The library in our school is home to a large array of textbooks. Although you get textbooks from class, a great way to study would be to use the Princeton Review books. Princeton University writes annual books for standardized testing, and oftentimes, they align more with the material being taught in class than other textbooks do. Princeton books are available for pretty much every subject, including AP and Honors classes. Honors classes in Bronx Science are often based on the material you need to know for SAT II exams, so SAT II books are useful for studying for honors classes. For some students, buying one is not feasible, so I suggest borrowing a book from the school library. 

Although your peers are a useful resource, you should not rely on them to teach you. Bronx Science kids tend to put themselves before others, which is reasonable considering how busy everyone is, but it also comes with the price of not being able to rely on other people. I do, however, encourage you to study and practice together as much as you can whenever you have time. 

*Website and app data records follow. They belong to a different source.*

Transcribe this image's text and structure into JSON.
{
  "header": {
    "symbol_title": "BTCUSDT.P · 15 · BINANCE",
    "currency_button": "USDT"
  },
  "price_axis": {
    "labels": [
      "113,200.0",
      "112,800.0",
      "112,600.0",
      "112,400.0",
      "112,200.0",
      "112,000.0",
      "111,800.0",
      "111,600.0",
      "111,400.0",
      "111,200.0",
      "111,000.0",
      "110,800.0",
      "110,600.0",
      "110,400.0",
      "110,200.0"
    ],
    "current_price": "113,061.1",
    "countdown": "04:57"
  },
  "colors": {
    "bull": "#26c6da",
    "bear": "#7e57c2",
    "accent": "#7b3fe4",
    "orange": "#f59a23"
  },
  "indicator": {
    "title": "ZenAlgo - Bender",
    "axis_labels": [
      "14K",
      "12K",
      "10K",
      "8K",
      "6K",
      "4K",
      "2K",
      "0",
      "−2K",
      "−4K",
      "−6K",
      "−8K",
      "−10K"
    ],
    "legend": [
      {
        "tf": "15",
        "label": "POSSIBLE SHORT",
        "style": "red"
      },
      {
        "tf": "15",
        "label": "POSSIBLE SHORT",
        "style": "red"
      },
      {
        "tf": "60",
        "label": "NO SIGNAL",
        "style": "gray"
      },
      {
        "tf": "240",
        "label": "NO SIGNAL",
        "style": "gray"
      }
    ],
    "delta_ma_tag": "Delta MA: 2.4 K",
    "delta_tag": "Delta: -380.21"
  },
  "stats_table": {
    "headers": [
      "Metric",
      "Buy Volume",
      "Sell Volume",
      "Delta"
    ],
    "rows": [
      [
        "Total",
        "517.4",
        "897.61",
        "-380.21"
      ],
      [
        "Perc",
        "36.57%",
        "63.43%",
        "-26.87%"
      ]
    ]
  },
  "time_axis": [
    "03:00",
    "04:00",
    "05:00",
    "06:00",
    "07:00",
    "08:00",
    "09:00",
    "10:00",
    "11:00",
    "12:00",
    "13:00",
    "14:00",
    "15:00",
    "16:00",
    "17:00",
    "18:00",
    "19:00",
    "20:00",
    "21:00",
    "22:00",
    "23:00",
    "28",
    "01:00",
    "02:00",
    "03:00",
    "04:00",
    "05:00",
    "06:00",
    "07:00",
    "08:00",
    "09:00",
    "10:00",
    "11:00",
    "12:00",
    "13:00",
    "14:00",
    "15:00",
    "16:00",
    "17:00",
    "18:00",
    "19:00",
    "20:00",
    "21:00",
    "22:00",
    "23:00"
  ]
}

In terms of how to study, I strongly recommend taking notes from the textbook using the Cornell Method, which is my favorite way to take notes. I would also suggest condensing it and using a Quizlet set to record the most important information. Note cards are extremely helpful because you condense information and make it more digestible, which can help a lot if you are cramming during your morning commute!

I also recommend meeting with the teacher during weekly SGI (small group instruction) office hours; that way, you can clarify anything that you do not understand and account for learning differences (all students learn in slightly different ways). 

You can also get tutoring help from National Honor Society students, by filling out their ‘Tutoring Request Form’ HERE. A tutor will be assigned to you and they may have had the same teacher/course that you’re struggling with, in which case they will be of great help to you. 

– Melanie Lin ’22

We hope that this column can help you better balance all these parts of your life, as well as to provide some reassurance that you’re not alone in feeling the craziness of this school year.